Eid Al Mawlid is a day when culture meets religion in Morocco. Today, each region in Morocco is celebrating the birthday of the Prophet Muhammed (PBUH) differently yet harmonically.
Rabat- Eid Al Mawlid Nabawi is a spiritual day when Muslims recall the ideals of Islam, recite poems and sing songs in praise of the prophet. The eid holiday, like all eids, is a time when Morocco’s cultural habits stand out the most.
The festivities vary by region from what to wear to what special dishes to serve.
Assida (semolina porridge), is an indispensable breakfast meal for Eid Al Mawlid. Fez, Meknes, Rabat, and more all serve bowls of assida. Families across the Arab world and in other Maghreb countries like Tunisia and Algeria also serve assida.
It is said that assida was a favorite dish of the Prophet Muhammad (PBUH). Because of this, it is often placed on the center of the table.
Harira Ourguia is served mostly in the Draa-Tafilelt region in eastern Morocco, but it is also found in other regions in addition to other types of harira soup.
Hssaoua barley grits soup
Hassoua is yet another tasty soup served not only for Eid Al Mawlid but also on Eid al-Fitr, marking the end of Ramadan, and Eid al-Adha, the feast of sacrifice.

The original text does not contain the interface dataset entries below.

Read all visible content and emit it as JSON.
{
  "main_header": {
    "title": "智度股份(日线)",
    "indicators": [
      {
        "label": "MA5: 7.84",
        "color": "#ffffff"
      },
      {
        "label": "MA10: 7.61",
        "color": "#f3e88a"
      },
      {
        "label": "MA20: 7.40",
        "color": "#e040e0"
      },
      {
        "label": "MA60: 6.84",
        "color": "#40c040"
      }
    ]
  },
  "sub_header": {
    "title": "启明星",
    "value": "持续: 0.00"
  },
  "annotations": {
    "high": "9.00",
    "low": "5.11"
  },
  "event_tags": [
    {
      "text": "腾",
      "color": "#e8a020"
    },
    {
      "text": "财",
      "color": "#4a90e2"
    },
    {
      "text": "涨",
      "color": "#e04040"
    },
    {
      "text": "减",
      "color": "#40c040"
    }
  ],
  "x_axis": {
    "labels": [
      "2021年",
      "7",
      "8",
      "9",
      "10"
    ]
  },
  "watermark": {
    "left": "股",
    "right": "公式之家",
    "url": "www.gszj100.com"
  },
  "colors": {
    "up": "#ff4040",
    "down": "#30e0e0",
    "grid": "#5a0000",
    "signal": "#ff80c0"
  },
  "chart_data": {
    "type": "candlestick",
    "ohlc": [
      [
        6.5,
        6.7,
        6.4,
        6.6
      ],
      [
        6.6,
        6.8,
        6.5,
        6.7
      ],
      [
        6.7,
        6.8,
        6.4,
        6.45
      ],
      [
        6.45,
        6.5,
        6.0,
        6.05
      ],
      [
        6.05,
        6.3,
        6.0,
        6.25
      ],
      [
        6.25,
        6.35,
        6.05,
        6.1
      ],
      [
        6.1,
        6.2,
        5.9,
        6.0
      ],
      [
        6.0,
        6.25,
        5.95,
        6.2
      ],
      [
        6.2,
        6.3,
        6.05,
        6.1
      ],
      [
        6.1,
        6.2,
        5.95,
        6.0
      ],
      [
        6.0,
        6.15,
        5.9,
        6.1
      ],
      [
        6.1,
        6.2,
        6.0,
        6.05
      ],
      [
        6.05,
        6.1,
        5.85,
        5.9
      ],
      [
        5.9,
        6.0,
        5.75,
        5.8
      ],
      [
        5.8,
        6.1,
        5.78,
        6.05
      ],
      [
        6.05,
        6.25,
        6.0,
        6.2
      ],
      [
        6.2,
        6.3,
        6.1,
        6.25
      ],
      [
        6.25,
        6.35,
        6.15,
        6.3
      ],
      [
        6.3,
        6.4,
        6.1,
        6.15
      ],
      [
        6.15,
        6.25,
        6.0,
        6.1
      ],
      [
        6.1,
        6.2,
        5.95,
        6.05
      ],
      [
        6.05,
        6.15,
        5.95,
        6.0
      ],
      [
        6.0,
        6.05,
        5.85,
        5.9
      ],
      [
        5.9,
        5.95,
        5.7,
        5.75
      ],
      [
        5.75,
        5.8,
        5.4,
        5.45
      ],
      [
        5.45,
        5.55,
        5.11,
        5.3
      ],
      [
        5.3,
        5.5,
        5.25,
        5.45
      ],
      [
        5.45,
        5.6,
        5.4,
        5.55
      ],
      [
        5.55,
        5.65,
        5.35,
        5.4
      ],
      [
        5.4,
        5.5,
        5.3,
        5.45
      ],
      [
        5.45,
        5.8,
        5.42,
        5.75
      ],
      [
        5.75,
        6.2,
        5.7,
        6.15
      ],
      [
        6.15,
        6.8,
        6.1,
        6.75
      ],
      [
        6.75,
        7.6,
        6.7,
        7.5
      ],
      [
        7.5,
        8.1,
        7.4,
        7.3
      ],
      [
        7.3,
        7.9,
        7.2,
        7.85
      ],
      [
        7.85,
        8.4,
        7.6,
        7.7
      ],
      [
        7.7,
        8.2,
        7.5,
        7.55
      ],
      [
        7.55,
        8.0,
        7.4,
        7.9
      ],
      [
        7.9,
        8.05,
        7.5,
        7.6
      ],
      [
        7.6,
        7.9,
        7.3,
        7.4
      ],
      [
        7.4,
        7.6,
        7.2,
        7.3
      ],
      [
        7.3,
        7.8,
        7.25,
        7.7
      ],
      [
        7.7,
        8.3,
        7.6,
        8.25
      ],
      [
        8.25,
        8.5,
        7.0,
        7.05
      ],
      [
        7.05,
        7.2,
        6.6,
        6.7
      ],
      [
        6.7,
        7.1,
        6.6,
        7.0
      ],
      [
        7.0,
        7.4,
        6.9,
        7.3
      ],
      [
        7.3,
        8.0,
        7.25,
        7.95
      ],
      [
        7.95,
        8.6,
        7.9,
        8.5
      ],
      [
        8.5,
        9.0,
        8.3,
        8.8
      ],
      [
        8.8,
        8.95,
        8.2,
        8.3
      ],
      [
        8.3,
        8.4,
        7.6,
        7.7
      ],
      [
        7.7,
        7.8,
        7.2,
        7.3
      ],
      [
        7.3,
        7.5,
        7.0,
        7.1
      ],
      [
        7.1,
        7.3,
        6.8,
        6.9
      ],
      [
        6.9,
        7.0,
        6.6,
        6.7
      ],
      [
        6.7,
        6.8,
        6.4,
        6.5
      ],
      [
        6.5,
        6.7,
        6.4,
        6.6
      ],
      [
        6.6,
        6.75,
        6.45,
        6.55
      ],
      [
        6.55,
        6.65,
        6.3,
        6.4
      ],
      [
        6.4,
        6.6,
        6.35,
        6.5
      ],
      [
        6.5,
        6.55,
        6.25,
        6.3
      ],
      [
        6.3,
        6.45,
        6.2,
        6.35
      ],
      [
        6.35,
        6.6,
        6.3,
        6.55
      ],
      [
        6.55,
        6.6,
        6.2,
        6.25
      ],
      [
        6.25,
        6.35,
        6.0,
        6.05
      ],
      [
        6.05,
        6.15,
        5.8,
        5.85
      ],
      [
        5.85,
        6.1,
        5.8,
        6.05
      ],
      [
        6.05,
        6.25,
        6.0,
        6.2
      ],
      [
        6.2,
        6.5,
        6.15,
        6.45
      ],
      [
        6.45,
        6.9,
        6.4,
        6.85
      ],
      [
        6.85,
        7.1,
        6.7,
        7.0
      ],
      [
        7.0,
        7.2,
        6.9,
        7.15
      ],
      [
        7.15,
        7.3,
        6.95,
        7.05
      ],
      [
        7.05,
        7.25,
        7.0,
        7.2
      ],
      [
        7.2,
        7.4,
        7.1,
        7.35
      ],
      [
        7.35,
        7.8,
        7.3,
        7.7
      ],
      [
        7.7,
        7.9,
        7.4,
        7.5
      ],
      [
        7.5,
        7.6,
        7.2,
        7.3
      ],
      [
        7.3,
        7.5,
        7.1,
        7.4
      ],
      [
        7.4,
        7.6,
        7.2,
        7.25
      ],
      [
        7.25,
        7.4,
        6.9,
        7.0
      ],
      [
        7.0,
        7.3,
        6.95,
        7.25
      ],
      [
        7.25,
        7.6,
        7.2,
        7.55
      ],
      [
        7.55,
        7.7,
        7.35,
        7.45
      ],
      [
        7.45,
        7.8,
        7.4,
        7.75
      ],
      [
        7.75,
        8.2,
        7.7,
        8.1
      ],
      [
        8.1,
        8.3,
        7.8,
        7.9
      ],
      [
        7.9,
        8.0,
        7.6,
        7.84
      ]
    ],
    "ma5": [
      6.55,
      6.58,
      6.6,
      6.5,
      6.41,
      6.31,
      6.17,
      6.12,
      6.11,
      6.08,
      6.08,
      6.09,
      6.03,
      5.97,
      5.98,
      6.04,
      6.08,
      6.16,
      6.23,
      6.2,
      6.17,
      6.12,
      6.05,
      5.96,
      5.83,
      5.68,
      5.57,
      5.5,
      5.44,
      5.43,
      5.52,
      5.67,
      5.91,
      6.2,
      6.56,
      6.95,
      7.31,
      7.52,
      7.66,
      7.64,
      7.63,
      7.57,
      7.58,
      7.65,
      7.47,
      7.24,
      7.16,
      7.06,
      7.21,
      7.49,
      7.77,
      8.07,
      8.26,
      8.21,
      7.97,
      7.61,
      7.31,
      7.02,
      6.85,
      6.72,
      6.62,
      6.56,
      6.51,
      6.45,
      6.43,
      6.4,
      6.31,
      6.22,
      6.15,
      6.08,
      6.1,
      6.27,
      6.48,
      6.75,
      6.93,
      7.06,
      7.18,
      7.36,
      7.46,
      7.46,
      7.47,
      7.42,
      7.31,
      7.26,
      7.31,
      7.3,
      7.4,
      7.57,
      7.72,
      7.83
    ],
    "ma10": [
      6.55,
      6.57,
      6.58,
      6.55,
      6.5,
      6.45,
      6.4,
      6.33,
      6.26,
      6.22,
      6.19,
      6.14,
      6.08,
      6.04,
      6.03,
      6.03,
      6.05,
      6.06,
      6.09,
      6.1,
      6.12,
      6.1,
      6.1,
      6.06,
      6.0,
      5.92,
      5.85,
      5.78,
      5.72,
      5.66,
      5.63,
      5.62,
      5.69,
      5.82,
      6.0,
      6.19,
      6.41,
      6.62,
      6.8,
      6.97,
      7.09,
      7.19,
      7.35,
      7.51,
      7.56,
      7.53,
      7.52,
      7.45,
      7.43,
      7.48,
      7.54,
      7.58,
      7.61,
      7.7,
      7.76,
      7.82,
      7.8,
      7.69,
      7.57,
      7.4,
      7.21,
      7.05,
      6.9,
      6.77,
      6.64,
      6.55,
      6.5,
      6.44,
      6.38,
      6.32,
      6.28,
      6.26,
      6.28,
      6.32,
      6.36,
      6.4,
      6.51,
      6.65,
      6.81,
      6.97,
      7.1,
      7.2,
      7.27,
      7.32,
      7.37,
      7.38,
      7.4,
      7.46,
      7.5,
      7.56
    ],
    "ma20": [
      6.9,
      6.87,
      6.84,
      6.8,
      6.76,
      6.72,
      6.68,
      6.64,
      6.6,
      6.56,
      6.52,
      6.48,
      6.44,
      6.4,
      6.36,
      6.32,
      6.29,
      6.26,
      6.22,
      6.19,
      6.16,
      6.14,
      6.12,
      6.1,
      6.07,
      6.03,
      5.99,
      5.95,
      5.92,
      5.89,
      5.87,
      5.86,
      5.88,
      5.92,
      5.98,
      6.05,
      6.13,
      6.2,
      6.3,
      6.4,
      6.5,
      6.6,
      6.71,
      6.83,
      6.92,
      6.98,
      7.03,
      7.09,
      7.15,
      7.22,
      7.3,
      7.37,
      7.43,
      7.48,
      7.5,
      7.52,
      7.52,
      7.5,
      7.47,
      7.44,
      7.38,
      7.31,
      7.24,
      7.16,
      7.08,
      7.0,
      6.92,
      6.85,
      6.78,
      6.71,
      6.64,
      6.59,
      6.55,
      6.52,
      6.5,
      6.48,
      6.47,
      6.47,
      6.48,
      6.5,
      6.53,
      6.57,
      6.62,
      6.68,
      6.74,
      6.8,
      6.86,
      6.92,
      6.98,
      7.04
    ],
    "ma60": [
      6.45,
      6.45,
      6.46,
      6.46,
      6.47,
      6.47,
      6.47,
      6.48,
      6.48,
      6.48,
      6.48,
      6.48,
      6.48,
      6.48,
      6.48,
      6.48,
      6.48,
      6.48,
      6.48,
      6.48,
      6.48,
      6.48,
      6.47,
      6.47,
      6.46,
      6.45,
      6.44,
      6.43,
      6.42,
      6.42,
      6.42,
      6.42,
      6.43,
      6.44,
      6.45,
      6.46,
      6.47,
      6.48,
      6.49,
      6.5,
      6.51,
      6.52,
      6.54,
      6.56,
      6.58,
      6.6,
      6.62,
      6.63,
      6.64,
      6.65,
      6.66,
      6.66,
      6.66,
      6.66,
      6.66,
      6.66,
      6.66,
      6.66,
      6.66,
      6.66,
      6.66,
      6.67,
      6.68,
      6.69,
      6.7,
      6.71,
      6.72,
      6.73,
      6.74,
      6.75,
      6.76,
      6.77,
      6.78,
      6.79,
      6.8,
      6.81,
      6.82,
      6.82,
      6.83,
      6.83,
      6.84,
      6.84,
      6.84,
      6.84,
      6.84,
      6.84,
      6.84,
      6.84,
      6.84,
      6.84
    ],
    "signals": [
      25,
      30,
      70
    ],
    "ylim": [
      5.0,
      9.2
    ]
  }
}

Hassoua is made of “belboula,” a common grain in the Maghreb. Butter and evaporated milk are added to give it a creamy quality.
Soups make for a warm breakfast on Eid, especially when it falls in winter, but soups are just the beginning of foods that find a space on Moroccan tables.
On Eid holidays, Ramadan, and many traditional occasions, dates take center stage and come in all shapes and forms to adorn Moroccan tables.
When lunchtime rolls around, couscous and rfissa cannot be ignored.
Next to couscous, rfissa is a very popular dish in Morocco. It is commonly served on Eid Al Mawlid.
Finally, there’s couscous. Besides being served every Friday in Morocco, couscous is the highlight of the Eid lunch.
Some honorable mentions include tajine (stew), sefaa (steamed couscous with sugar), briouate (puff pastry), pastila (meat pie), and a pumpkin paste known as m’assla.
Although Eid Al Mawlid has frequently been a subject of debate in the Islamic world on whether Muslims are allowed to celebrate it or not since many Muslim scholars consider birthdays “haram” (forbidden), many Moroccans see it as an occasion to express their devotion to their faith and love for their prophet.
Eid Al Mawlid is also an occasion for Moroccan Muslim families to gather together and share meals. Many Moroccan cities hold events and celebrations in the streets, playing issawa—a religious and mystic music, especially in cities like Fez, Meknes, Marrakech, and Sale.
Unlike Eid al-Fitr and Eid al-Adha, for Eid Al Mawlid there are no special eid prayers which Muslims perform early in the morning of the eid.